As an ambivalent and entertained observer to this whole morass, I have to believe that it was Mushnick's word choice that set Kay off more than any of the content in the piece. "Scold"? I can tell you now that if someone said to me that they were "scolding" me, I'd have exploded just as Kay did. You don't "scold" a grown man as if you're a despot meting out discipline. It was beyond condescending----it was offensive; as if Mushnick was saying, "you're naughty" and whacking him on the knuckles with a ruler. Had he simply stated that he sees Kay as using other people's work without credit, fine; but "scold"? Kay was right.
Then we get to the Kay threat that he'd punch Mushnick in the face if he used the word to his face. That may or may not be true and if the reading of the word set Kay off to that degree, I tend to believe he might actually have flipped to the point of violence. We all have hot buttons to push that touch us intrinsically and force us to lose all control of rationality and the word "scold" fills the bill. The threatening bit diminishes Kay's point; if he was going to threaten Mushnick, he should've called the paper and done it personally rather than as a showy part of the rant.
Apart for that, I have----gulp----defend Michael Kay. I'd have gone berserk as well. You don't scold a grown man.
- What to make of the Blue Jays:
The Blue Jays are a weird team.
They've gotten off to a surprisingly good start and even though I didn't have them losing 100 games as many others did----too much starting pitching----I don't think anyone could have foreseen such a solid start (32-24) and loitering around contention.
Hitting with amazing power (94 homers) from unexpected sources (Jose Bautista has 18 and is leading the league), they're third in the league in runs scored, but 12th in on base percentage. Vernon Wells got off to a blazing start in the power department and has been solid; and Alex Gonzalez has 11 homers of his own. They've managed this start with little-to-no production from Adam Lind; Aaron Hill and Lyle Overbay.
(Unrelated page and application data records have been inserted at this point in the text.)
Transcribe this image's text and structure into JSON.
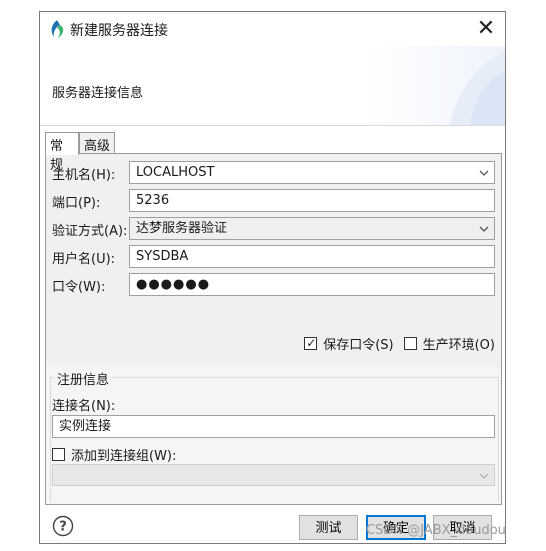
{
  "window": {
    "title": "新建服务器连接",
    "close_glyph": "✕"
  },
  "banner": {
    "title": "服务器连接信息"
  },
  "tabs": [
    {
      "label": "常规",
      "active": true
    },
    {
      "label": "高级",
      "active": false
    }
  ],
  "form": {
    "host": {
      "label": "主机名(H):",
      "value": "LOCALHOST"
    },
    "port": {
      "label": "端口(P):",
      "value": "5236"
    },
    "auth": {
      "label": "验证方式(A):",
      "value": "达梦服务器验证"
    },
    "username": {
      "label": "用户名(U):",
      "value": "SYSDBA"
    },
    "password": {
      "label": "口令(W):",
      "value": "●●●●●●"
    },
    "save_password": {
      "label": "保存口令(S)",
      "checked": true
    },
    "production_env": {
      "label": "生产环境(O)",
      "checked": false
    }
  },
  "registration": {
    "group_title": "注册信息",
    "conn_name_label": "连接名(N):",
    "conn_name_value": "实例连接",
    "add_to_group_label": "添加到连接组(W):",
    "add_to_group_checked": false
  },
  "footer": {
    "help_icon": "help-icon",
    "test_label": "测试",
    "ok_label": "确定",
    "cancel_label": "取消"
  },
  "watermark": "CSDN @JABX_doudou",
  "colors": {
    "accent": "#0078d7",
    "button_bg": "#e1e1e1",
    "panel_bg": "#f0f0f0"
  }
}
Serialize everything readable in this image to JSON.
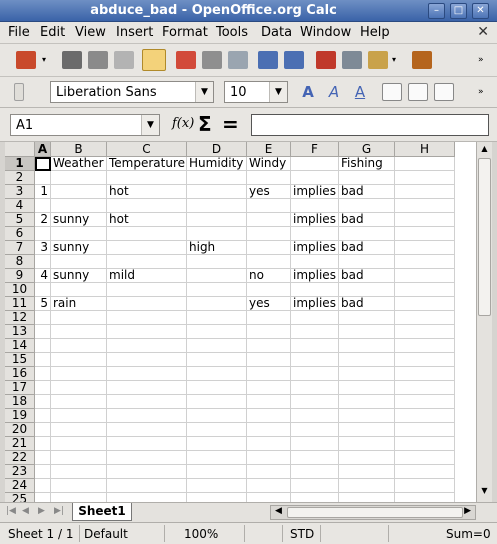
{
  "window": {
    "title": "abduce_bad - OpenOffice.org Calc"
  },
  "menu": [
    "File",
    "Edit",
    "View",
    "Insert",
    "Format",
    "Tools",
    "Data",
    "Window",
    "Help"
  ],
  "formatting": {
    "font_name": "Liberation Sans",
    "font_size": "10"
  },
  "formula_bar": {
    "cell_ref": "A1",
    "func_label": "f(x)",
    "sum_symbol": "Σ",
    "equals_symbol": "=",
    "formula": ""
  },
  "columns": [
    "A",
    "B",
    "C",
    "D",
    "E",
    "F",
    "G",
    "H"
  ],
  "rows": [
    {
      "n": "1",
      "cells": [
        "",
        "Weather",
        "Temperature",
        "Humidity",
        "Windy",
        "",
        "Fishing",
        ""
      ]
    },
    {
      "n": "2",
      "cells": [
        "",
        "",
        "",
        "",
        "",
        "",
        "",
        ""
      ]
    },
    {
      "n": "3",
      "cells": [
        "1",
        "",
        "hot",
        "",
        "yes",
        "implies",
        "bad",
        ""
      ]
    },
    {
      "n": "4",
      "cells": [
        "",
        "",
        "",
        "",
        "",
        "",
        "",
        ""
      ]
    },
    {
      "n": "5",
      "cells": [
        "2",
        "sunny",
        "hot",
        "",
        "",
        "implies",
        "bad",
        ""
      ]
    },
    {
      "n": "6",
      "cells": [
        "",
        "",
        "",
        "",
        "",
        "",
        "",
        ""
      ]
    },
    {
      "n": "7",
      "cells": [
        "3",
        "sunny",
        "",
        "high",
        "",
        "implies",
        "bad",
        ""
      ]
    },
    {
      "n": "8",
      "cells": [
        "",
        "",
        "",
        "",
        "",
        "",
        "",
        ""
      ]
    },
    {
      "n": "9",
      "cells": [
        "4",
        "sunny",
        "mild",
        "",
        "no",
        "implies",
        "bad",
        ""
      ]
    },
    {
      "n": "10",
      "cells": [
        "",
        "",
        "",
        "",
        "",
        "",
        "",
        ""
      ]
    },
    {
      "n": "11",
      "cells": [
        "5",
        "rain",
        "",
        "",
        "yes",
        "implies",
        "bad",
        ""
      ]
    },
    {
      "n": "12",
      "cells": [
        "",
        "",
        "",
        "",
        "",
        "",
        "",
        ""
      ]
    },
    {
      "n": "13",
      "cells": [
        "",
        "",
        "",
        "",
        "",
        "",
        "",
        ""
      ]
    },
    {
      "n": "14",
      "cells": [
        "",
        "",
        "",
        "",
        "",
        "",
        "",
        ""
      ]
    },
    {
      "n": "15",
      "cells": [
        "",
        "",
        "",
        "",
        "",
        "",
        "",
        ""
      ]
    },
    {
      "n": "16",
      "cells": [
        "",
        "",
        "",
        "",
        "",
        "",
        "",
        ""
      ]
    },
    {
      "n": "17",
      "cells": [
        "",
        "",
        "",
        "",
        "",
        "",
        "",
        ""
      ]
    },
    {
      "n": "18",
      "cells": [
        "",
        "",
        "",
        "",
        "",
        "",
        "",
        ""
      ]
    },
    {
      "n": "19",
      "cells": [
        "",
        "",
        "",
        "",
        "",
        "",
        "",
        ""
      ]
    },
    {
      "n": "20",
      "cells": [
        "",
        "",
        "",
        "",
        "",
        "",
        "",
        ""
      ]
    },
    {
      "n": "21",
      "cells": [
        "",
        "",
        "",
        "",
        "",
        "",
        "",
        ""
      ]
    },
    {
      "n": "22",
      "cells": [
        "",
        "",
        "",
        "",
        "",
        "",
        "",
        ""
      ]
    },
    {
      "n": "23",
      "cells": [
        "",
        "",
        "",
        "",
        "",
        "",
        "",
        ""
      ]
    },
    {
      "n": "24",
      "cells": [
        "",
        "",
        "",
        "",
        "",
        "",
        "",
        ""
      ]
    },
    {
      "n": "25",
      "cells": [
        "",
        "",
        "",
        "",
        "",
        "",
        "",
        ""
      ]
    }
  ],
  "sheet_tab": "Sheet1",
  "status": {
    "sheet": "Sheet 1 / 1",
    "style": "Default",
    "zoom": "100%",
    "mode": "STD",
    "sum": "Sum=0"
  }
}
Shaun Marcum's All Star-caliber comeback has spearheaded the starting pitching; Ricky Romero and Brett Cecil have been good; the rest of the rotation is a work-in-progress. The bullpen has a notoriously shaky closer in Kevin Gregg and has been up-and-down.
It's a bizarre combination in which to accumulate a 32-24 record....and it's not going to continue.
This team is not for real and there's no way they can maintain the pace of power; nor are they going to be able to continue to bluff their way through the league. Having beaten up on the Orioles; the Indians; the Royals and Rangers when they were struggling, they're 1-5 vs the Red Sox and last night was their first game against the Yankees.
Talent-wise and realistically, the Blue Jays have played far over their heads. Because of the deep well of pitching they have in the organization, they have a solid future and aren't going to be as bad as predicted (by myself included); but they're not contenders and reality is going to set in sooner rather than later.